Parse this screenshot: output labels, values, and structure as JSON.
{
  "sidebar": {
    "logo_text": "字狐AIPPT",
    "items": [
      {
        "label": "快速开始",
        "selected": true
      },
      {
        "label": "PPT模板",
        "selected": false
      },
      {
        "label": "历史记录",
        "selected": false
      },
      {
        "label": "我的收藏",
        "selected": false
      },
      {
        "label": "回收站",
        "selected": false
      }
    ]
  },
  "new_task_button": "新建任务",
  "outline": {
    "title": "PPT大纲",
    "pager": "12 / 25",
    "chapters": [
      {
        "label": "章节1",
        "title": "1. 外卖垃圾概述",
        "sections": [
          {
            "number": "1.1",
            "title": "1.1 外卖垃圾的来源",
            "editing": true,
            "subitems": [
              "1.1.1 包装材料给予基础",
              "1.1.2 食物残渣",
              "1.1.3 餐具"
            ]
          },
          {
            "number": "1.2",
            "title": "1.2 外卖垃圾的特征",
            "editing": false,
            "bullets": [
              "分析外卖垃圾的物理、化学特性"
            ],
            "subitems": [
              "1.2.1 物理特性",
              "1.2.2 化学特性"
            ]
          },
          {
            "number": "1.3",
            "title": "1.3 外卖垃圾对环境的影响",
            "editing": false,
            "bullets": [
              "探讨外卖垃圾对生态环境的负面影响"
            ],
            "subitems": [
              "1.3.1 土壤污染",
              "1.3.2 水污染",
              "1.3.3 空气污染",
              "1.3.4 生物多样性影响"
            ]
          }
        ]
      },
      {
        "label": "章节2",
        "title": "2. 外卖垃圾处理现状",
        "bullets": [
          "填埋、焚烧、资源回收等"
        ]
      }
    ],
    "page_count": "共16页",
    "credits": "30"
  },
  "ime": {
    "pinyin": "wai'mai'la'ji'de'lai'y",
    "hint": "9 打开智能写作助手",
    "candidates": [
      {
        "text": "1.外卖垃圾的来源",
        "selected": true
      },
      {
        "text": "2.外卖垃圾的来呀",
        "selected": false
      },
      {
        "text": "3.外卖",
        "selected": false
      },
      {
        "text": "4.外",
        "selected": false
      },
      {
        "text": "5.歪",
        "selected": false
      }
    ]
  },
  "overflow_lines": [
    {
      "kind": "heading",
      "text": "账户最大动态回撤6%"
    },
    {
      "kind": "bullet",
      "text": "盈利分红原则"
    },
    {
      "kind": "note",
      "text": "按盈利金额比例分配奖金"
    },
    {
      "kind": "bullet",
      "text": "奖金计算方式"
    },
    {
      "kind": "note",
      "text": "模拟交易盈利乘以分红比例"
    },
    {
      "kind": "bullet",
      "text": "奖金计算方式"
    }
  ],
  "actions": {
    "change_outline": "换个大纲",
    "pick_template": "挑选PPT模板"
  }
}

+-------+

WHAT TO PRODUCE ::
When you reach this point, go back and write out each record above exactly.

ANSWER TO THE EXERCISE ::
Parse this screenshot: output labels, values, and structure as JSON.
{
  "sidebar": {
    "logo_text": "字狐AIPPT",
    "items": [
      {
        "label": "快速开始",
        "selected": true
      },
      {
        "label": "PPT模板",
        "selected": false
      },
      {
        "label": "历史记录",
        "selected": false
      },
      {
        "label": "我的收藏",
        "selected": false
      },
      {
        "label": "回收站",
        "selected": false
      }
    ]
  },
  "new_task_button": "新建任务",
  "outline": {
    "title": "PPT大纲",
    "pager": "12 / 25",
    "chapters": [
      {
        "label": "章节1",
        "title": "1. 外卖垃圾概述",
        "sections": [
          {
            "number": "1.1",
            "title": "1.1 外卖垃圾的来源",
            "editing": true,
            "subitems": [
              "1.1.1 包装材料给予基础",
              "1.1.2 食物残渣",
              "1.1.3 餐具"
            ]
          },
          {
            "number": "1.2",
            "title": "1.2 外卖垃圾的特征",
            "editing": false,
            "bullets": [
              "分析外卖垃圾的物理、化学特性"
            ],
            "subitems": [
              "1.2.1 物理特性",
              "1.2.2 化学特性"
            ]
          },
          {
            "number": "1.3",
            "title": "1.3 外卖垃圾对环境的影响",
            "editing": false,
            "bullets": [
              "探讨外卖垃圾对生态环境的负面影响"
            ],
            "subitems": [
              "1.3.1 土壤污染",
              "1.3.2 水污染",
              "1.3.3 空气污染",
              "1.3.4 生物多样性影响"
            ]
          }
        ]
      },
      {
        "label": "章节2",
        "title": "2. 外卖垃圾处理现状",
        "bullets": [
          "填埋、焚烧、资源回收等"
        ]
      }
    ],
    "page_count": "共16页",
    "credits": "30"
  },
  "ime": {
    "pinyin": "wai'mai'la'ji'de'lai'y",
    "hint": "9 打开智能写作助手",
    "candidates": [
      {
        "text": "1.外卖垃圾的来源",
        "selected": true
      },
      {
        "text": "2.外卖垃圾的来呀",
        "selected": false
      },
      {
        "text": "3.外卖",
        "selected": false
      },
      {
        "text": "4.外",
        "selected": false
      },
      {
        "text": "5.歪",
        "selected": false
      }
    ]
  },
  "overflow_lines": [
    {
      "kind": "heading",
      "text": "账户最大动态回撤6%"
    },
    {
      "kind": "bullet",
      "text": "盈利分红原则"
    },
    {
      "kind": "note",
      "text": "按盈利金额比例分配奖金"
    },
    {
      "kind": "bullet",
      "text": "奖金计算方式"
    },
    {
      "kind": "note",
      "text": "模拟交易盈利乘以分红比例"
    },
    {
      "kind": "bullet",
      "text": "奖金计算方式"
    }
  ],
  "actions": {
    "change_outline": "换个大纲",
    "pick_template": "挑选PPT模板"
  }
}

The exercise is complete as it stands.